[Task to carry out] Scan the records for "Apply" and copy each line that contains it.
::: The data :::
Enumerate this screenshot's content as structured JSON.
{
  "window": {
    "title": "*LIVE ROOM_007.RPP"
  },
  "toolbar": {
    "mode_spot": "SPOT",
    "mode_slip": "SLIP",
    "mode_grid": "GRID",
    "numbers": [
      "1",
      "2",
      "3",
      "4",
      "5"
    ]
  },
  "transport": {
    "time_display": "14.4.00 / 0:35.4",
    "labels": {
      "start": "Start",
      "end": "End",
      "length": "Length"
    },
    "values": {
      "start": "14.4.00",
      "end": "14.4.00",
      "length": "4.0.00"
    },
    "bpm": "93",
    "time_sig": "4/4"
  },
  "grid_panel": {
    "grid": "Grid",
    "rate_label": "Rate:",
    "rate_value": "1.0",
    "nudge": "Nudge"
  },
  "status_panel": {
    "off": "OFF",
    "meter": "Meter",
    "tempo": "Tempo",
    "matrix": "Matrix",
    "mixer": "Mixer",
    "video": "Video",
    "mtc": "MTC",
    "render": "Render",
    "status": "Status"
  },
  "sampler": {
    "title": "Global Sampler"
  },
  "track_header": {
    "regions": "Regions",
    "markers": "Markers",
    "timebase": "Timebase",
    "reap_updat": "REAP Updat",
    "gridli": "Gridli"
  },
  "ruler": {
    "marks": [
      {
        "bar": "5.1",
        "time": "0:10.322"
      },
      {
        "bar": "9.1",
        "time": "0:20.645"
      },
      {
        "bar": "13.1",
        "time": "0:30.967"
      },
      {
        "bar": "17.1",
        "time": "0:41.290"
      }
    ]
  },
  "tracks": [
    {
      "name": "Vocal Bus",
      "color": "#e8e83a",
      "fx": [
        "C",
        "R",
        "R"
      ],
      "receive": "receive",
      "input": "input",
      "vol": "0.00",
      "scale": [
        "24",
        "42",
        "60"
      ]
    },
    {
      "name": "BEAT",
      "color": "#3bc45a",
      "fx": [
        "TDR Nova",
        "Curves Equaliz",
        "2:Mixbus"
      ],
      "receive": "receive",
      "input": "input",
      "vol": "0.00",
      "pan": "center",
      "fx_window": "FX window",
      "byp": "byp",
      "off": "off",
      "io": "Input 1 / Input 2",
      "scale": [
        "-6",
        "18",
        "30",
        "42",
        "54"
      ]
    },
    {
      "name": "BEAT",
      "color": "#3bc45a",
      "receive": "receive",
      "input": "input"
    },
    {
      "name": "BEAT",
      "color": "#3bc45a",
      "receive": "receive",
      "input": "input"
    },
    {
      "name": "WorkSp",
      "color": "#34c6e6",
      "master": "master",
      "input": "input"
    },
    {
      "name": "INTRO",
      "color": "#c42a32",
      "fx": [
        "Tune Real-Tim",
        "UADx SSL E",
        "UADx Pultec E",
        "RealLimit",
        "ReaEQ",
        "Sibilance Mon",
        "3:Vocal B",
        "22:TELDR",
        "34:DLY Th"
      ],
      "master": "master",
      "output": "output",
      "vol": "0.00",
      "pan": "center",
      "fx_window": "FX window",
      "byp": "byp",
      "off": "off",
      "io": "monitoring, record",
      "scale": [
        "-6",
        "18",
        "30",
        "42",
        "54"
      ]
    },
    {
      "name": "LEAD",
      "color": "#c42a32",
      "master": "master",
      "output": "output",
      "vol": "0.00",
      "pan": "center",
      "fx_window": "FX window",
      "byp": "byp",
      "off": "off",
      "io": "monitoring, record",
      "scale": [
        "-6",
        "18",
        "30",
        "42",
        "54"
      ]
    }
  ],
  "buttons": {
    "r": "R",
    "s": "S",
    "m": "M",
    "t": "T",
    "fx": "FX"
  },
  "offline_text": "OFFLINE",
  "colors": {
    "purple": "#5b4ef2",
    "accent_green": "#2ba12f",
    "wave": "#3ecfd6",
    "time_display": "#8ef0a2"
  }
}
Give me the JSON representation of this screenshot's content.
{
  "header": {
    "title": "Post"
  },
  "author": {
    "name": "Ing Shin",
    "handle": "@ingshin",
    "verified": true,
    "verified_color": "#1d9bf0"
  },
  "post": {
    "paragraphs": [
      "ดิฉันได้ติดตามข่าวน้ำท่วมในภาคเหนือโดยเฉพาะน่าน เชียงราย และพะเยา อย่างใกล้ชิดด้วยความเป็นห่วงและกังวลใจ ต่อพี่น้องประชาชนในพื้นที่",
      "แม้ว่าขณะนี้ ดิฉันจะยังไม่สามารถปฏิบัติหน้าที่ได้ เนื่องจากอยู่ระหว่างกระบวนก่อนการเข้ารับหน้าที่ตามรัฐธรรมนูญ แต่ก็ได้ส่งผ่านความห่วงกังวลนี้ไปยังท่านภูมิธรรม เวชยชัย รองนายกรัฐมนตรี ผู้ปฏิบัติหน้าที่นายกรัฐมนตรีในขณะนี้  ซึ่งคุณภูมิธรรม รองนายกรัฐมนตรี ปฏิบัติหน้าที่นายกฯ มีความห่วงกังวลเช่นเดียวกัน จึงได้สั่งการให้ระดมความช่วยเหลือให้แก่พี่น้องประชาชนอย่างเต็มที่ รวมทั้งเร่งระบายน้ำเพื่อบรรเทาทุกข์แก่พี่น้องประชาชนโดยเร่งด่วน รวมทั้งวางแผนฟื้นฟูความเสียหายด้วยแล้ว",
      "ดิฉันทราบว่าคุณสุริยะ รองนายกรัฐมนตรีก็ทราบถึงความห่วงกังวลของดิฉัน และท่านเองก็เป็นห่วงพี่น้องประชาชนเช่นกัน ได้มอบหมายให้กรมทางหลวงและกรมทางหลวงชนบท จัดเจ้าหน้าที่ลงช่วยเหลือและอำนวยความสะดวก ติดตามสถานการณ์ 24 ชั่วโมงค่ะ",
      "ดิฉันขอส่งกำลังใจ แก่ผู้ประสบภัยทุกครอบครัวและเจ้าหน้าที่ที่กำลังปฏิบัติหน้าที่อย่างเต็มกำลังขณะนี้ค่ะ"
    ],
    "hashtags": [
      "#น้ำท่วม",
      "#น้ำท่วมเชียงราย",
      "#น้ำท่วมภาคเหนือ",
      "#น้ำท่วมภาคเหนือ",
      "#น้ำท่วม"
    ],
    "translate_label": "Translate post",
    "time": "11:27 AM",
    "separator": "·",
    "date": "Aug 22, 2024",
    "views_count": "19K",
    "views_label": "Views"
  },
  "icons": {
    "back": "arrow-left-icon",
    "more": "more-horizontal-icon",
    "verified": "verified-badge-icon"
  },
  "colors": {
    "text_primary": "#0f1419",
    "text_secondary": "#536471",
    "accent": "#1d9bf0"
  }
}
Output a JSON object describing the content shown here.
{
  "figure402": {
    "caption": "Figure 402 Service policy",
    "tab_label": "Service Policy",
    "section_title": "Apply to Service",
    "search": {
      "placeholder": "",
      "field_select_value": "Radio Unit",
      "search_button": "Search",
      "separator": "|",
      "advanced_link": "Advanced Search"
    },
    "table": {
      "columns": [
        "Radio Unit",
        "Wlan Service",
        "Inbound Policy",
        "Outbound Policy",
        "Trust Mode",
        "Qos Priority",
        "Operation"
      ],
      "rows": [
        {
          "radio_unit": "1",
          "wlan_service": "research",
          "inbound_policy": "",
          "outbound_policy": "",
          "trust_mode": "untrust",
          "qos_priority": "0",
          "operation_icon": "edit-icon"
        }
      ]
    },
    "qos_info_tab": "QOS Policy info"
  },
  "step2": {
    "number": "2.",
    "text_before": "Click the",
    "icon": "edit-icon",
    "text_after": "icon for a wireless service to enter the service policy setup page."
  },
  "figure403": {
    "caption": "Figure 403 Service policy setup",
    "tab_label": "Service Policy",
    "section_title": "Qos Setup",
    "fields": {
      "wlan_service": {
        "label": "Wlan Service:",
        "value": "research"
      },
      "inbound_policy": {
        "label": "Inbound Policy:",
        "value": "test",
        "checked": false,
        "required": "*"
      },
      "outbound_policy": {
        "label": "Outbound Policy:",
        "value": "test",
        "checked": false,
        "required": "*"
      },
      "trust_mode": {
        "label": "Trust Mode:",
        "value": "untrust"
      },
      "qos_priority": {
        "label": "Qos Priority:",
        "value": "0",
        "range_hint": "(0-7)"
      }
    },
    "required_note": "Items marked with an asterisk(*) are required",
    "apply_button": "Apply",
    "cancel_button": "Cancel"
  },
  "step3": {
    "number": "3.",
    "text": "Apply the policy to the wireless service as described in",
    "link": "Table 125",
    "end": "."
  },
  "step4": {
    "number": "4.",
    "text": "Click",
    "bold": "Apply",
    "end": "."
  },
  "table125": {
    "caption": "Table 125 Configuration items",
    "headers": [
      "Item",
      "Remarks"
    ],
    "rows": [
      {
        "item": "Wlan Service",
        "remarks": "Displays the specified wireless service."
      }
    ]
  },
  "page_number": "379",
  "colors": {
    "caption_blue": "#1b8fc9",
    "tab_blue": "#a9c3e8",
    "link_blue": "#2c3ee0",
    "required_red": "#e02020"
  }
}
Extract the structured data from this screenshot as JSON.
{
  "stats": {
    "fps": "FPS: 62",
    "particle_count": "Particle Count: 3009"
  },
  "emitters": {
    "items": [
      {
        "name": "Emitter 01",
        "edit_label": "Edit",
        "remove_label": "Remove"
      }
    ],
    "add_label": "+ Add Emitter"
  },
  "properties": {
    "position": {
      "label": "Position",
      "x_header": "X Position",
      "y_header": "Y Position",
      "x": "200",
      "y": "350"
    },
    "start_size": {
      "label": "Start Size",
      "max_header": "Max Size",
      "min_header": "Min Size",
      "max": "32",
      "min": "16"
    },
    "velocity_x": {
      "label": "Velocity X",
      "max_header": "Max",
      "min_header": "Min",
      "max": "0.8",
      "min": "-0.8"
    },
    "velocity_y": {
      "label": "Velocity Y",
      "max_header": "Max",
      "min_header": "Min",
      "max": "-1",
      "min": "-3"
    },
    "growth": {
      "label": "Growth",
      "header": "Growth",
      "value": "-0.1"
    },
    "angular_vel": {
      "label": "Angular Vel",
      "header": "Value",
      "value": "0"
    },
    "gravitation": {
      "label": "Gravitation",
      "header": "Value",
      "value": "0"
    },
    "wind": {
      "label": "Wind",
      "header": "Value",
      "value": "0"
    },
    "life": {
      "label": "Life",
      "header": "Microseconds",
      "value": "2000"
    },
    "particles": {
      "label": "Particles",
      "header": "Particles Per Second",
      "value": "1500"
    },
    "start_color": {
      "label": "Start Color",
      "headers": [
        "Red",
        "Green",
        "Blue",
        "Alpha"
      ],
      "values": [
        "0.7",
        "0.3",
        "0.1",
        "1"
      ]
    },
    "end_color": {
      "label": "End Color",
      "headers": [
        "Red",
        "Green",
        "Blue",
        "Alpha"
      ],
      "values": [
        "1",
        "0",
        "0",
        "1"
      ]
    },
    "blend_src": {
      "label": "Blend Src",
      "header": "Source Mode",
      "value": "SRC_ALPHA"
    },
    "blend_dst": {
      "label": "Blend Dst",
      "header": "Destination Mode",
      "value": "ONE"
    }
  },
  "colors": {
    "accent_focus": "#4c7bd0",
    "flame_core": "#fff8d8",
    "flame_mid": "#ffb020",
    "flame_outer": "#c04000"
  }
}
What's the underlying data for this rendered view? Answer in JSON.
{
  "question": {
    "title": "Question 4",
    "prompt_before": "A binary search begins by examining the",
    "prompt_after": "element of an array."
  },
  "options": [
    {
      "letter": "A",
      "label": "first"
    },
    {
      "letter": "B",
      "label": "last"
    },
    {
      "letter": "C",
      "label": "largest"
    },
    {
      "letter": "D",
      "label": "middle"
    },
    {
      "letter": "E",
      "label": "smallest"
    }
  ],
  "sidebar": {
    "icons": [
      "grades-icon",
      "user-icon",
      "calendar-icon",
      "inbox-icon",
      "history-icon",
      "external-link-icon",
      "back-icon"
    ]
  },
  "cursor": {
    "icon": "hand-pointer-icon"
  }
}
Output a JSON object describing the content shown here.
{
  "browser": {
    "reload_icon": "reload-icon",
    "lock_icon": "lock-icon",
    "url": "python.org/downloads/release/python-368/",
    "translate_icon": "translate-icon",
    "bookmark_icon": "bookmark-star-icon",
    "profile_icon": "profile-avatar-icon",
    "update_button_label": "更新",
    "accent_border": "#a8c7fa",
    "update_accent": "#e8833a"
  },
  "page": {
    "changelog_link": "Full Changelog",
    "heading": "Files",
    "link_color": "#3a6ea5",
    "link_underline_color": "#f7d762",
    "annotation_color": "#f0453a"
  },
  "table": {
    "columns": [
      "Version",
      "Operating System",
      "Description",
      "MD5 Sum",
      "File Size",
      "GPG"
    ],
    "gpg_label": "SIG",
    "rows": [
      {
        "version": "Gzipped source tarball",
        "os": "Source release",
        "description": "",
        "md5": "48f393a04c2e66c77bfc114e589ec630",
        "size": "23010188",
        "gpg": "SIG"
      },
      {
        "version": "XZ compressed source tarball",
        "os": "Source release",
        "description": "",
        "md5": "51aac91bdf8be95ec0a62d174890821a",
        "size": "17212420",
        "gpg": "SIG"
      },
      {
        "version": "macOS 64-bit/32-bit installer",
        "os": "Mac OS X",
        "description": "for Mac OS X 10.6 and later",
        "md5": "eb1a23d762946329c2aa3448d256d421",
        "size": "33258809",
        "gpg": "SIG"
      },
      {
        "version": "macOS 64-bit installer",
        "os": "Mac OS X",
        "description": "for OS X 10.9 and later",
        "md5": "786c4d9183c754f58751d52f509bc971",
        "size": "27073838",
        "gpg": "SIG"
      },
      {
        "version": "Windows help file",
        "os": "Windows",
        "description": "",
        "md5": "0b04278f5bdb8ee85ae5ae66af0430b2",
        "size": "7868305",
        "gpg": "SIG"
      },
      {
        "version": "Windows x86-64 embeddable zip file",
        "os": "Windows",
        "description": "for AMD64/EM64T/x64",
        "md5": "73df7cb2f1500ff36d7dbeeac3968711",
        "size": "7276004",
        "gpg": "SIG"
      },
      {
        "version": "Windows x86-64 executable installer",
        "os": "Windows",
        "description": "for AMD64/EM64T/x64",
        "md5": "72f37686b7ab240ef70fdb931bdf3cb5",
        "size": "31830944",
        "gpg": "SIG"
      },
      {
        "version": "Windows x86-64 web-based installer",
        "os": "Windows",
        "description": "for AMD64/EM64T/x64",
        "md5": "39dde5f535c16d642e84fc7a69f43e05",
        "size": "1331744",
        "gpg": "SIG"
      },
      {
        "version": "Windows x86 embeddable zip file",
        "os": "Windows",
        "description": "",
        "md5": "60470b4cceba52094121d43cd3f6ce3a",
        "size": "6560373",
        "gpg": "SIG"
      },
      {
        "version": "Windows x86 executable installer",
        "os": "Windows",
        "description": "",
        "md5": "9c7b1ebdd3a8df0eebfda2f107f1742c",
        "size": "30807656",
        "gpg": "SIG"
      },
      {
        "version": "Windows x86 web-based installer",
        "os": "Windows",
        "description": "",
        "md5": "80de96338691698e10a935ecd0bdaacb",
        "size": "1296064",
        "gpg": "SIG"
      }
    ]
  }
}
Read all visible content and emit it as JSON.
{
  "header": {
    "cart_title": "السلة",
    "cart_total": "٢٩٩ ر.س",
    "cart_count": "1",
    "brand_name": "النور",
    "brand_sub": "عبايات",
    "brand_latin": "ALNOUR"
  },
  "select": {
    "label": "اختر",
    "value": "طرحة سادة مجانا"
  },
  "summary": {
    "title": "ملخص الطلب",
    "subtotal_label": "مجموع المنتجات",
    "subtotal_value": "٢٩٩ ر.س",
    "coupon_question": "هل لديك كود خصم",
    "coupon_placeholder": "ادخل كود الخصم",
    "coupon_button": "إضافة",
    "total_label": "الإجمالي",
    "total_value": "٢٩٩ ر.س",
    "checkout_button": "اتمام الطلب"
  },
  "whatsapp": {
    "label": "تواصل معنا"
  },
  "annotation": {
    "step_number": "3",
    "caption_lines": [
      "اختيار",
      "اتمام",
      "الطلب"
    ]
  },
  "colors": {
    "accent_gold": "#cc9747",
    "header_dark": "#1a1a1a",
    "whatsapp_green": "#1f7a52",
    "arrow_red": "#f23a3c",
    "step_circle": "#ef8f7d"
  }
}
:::
[Your solution]
    "section_title": "Apply to Service",
    "apply_button": "Apply",
    "text": "Apply the policy to the wireless service as described in",
    "bold": "Apply",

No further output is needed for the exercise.